#### Work item
Lines holding the string "text" in the listing below are to be copied.

#### Supplied records
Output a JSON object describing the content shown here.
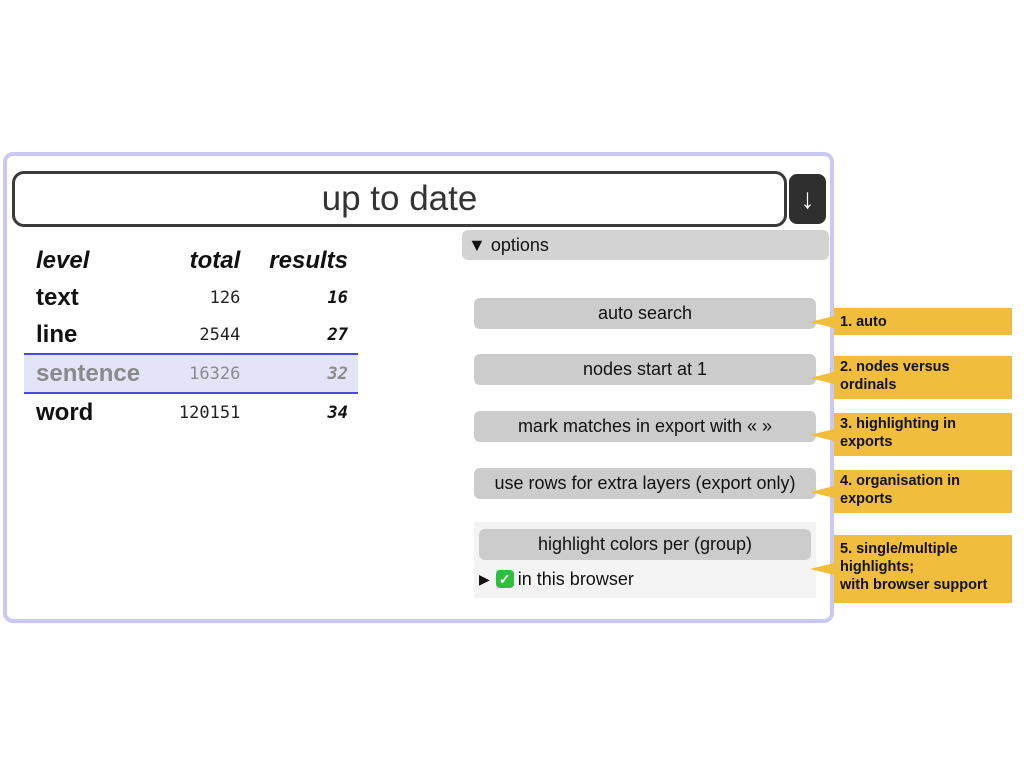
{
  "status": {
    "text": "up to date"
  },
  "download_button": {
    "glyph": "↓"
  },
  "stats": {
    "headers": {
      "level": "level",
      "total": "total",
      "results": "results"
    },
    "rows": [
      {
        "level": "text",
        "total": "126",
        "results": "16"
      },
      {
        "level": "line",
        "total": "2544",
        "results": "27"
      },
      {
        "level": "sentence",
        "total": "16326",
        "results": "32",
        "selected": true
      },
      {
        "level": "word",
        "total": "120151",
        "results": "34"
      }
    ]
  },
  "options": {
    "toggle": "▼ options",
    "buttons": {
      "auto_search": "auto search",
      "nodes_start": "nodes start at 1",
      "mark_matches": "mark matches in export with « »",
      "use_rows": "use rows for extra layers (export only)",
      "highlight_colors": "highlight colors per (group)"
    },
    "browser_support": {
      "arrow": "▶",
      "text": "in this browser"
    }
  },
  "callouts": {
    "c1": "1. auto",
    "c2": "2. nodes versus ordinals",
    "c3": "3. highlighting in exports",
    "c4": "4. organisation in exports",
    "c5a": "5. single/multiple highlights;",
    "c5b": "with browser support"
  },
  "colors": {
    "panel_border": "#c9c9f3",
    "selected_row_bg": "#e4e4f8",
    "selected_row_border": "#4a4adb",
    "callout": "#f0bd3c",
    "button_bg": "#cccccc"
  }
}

#### Exercise result
    "text": "up to date"
        "level": "text",
      "text": "in this browser"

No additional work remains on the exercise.